# [Exercise objective]
The response should consist solely of the lines running from the line with "What data populates" to the end of the data, retyped exactly.

# [Source material]
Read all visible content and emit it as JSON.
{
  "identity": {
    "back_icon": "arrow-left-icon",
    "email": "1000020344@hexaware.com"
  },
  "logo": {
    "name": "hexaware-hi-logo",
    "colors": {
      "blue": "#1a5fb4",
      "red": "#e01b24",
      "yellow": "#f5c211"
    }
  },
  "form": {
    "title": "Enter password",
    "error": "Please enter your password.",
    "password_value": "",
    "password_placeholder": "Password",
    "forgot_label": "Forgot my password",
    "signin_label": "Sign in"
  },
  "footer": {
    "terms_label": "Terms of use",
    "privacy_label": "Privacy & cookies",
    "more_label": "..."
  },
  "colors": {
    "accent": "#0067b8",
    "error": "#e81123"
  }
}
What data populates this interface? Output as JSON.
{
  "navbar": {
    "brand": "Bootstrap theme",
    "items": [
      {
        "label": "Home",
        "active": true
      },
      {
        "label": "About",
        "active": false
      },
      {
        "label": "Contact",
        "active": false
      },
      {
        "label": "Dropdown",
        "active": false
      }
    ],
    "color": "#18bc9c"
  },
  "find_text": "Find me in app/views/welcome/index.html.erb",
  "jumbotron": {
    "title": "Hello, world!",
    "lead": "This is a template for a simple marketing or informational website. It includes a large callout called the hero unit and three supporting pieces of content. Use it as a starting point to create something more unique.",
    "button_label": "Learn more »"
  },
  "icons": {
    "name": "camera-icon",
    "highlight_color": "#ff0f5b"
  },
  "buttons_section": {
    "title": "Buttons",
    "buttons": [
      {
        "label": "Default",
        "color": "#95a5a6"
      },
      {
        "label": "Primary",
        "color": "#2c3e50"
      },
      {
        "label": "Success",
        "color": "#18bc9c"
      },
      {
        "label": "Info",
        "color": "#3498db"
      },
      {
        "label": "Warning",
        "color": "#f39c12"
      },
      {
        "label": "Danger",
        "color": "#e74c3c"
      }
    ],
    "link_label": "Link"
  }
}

# [Your solution]
What data populates this interface? Output as JSON.
{
  "navbar": {
    "brand": "Bootstrap theme",
    "items": [
      {
        "label": "Home",
        "active": true
      },
      {
        "label": "About",
        "active": false
      },
      {
        "label": "Contact",
        "active": false
      },
      {
        "label": "Dropdown",
        "active": false
      }
    ],
    "color": "#18bc9c"
  },
  "find_text": "Find me in app/views/welcome/index.html.erb",
  "jumbotron": {
    "title": "Hello, world!",
    "lead": "This is a template for a simple marketing or informational website. It includes a large callout called the hero unit and three supporting pieces of content. Use it as a starting point to create something more unique.",
    "button_label": "Learn more »"
  },
  "icons": {
    "name": "camera-icon",
    "highlight_color": "#ff0f5b"
  },
  "buttons_section": {
    "title": "Buttons",
    "buttons": [
      {
        "label": "Default",
        "color": "#95a5a6"
      },
      {
        "label": "Primary",
        "color": "#2c3e50"
      },
      {
        "label": "Success",
        "color": "#18bc9c"
      },
      {
        "label": "Info",
        "color": "#3498db"
      },
      {
        "label": "Warning",
        "color": "#f39c12"
      },
      {
        "label": "Danger",
        "color": "#e74c3c"
      }
    ],
    "link_label": "Link"
  }
}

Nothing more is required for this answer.